Go to the Magistrates Court of Tasmania for more information on the National Domestic Violence Scheme and the relevant forms.
Family violence offences
A family violence offence includes:
- aggravated assault,
- indecent assault,
- stalking, and
- some sexual offences.
Contravening or breaching a Family Violence Order or Police Family Violence Order is also a family violence offence. A person convicted of a family violence offence will face severe penalties.
The court will favourably take into account any rehabilitation program completed by a person convicted of a family violence offence. But in circumstances where the offender knew or was reckless about a child being exposed to family violence or in situations where the victim was pregnant, the offender will face a more severe penalty.
A person may be arrested and taken into custody where a Police Officer reasonably suspects that person has committed a family violence offence. A Police Officer may also enter a property and conduct a search if he or she reasonably suspects family violence has occurred.
A person taken into custody on suspicion of committing a family violence offence must be taken to Court as soon as is reasonably practical.
A person taken into custody may be detained for a period reasonably required to enable the Police to:
- determine the charge(s) which should be laid in relation to the family violence;
- carry out a risk screening assessment to determine the likelihood of family violence being repeated or becoming more severe;
- complete a safety audit to identify the measures available to enhance the safety of an affected person or affected child;
- implement the measures identified by a safety audit, where it is practical to do so;

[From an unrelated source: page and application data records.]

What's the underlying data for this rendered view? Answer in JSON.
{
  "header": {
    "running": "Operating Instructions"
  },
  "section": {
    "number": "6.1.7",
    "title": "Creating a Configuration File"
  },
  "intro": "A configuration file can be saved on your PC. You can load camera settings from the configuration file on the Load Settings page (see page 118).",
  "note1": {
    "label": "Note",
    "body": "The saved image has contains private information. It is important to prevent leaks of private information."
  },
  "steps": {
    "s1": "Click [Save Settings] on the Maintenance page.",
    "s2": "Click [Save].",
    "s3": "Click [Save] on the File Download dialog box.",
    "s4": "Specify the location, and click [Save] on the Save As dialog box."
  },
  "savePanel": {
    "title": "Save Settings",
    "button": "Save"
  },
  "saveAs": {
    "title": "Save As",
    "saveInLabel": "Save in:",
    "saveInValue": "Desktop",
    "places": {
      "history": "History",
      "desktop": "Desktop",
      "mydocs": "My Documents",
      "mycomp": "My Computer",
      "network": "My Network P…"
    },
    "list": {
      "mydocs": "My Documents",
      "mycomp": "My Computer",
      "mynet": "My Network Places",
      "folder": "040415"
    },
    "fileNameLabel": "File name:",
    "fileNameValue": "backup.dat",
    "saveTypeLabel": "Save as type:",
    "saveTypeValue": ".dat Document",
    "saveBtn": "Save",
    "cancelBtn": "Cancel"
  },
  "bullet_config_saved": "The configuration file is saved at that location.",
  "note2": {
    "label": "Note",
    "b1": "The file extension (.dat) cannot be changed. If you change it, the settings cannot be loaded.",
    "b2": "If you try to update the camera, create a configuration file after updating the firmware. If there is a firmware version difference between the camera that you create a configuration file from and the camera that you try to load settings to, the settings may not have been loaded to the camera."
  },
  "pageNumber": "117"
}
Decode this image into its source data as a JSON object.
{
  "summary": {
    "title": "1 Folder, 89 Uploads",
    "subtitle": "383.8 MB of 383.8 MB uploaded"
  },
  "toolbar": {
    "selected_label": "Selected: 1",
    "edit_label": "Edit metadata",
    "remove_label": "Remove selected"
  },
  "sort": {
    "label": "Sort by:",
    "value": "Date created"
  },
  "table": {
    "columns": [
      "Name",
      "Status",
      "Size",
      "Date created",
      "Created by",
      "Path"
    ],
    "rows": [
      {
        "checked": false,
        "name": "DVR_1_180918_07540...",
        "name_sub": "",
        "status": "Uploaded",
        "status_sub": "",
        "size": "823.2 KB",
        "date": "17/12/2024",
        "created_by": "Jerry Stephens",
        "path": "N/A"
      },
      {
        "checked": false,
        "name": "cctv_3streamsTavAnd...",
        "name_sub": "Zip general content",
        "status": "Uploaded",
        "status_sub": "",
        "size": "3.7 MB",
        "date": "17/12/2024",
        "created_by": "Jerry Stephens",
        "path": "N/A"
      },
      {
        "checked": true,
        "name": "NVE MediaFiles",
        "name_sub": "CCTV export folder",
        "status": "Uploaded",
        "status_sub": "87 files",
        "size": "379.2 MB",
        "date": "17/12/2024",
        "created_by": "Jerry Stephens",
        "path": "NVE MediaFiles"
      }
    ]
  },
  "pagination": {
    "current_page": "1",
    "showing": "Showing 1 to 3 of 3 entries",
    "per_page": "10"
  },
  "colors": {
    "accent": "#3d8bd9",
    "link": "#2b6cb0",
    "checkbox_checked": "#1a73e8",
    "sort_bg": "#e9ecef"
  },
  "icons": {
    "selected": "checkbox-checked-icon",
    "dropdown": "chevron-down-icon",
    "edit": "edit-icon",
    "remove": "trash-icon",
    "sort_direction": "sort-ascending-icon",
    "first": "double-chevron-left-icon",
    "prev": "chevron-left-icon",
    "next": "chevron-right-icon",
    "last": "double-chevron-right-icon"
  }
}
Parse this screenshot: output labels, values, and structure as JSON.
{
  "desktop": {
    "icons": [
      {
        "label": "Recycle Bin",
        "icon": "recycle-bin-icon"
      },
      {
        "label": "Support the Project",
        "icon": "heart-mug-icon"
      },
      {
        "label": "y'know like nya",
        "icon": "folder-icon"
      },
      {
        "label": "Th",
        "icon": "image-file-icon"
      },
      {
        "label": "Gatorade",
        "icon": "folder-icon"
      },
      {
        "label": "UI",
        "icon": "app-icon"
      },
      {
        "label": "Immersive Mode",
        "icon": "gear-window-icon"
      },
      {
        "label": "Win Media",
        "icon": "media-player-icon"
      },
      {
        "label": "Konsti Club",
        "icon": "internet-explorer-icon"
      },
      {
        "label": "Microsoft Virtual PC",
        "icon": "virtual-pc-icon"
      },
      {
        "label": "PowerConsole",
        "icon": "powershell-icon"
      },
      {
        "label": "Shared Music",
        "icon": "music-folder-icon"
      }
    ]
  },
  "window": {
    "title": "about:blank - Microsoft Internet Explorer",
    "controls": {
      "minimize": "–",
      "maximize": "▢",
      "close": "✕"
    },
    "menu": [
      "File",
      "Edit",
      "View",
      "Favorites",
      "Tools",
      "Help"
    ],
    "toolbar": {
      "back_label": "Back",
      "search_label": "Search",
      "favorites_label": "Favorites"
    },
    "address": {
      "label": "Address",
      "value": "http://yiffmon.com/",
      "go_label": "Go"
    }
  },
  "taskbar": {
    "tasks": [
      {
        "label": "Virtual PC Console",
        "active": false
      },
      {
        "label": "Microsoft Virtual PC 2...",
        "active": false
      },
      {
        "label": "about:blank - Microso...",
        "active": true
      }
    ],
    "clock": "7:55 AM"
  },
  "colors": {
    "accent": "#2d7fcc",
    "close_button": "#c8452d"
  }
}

- make and serve a Police Family Violence Order or an application for a Family Violence Order.
A person charged with a family violence offence will not be granted bail unless the Court or Police Officer is satisfied that the release of the person on bail would not be likely to adversely affect the safety, wellbeing and interests of an affected person or affected child.
If a person is charged with breaching a Police Family Violence Order or a Family Violence Order, they will be remanded in custody until they appear before a Magistrate to apply for bail.
Support services for victims of family violence
Legal Aid Commission of Tasmania - Safe at Home Solicitor contact 1300 366 611 to arrange an appointment.
RAIN - Relationship Abuse of an Intimate Nature (North West Tasmania)
More support services can be found by searching our referral database.
Support Services for offenders of family violence
The Defendant Health Liaison Service can assist people who have been charged with a family violence offence or who have been issued with a Police Family Violence Order or a Family Violence Order:
- to understand what the Police Family Violence Order or Family Violence Order means;
- to prevent future breaches of the Order;
- to obtain referrals to appropriate services such as housing, relationship counselling, alcohol/drug counselling etc;
- with advice about how to change a Police Family Violence Order in a way more likely to work.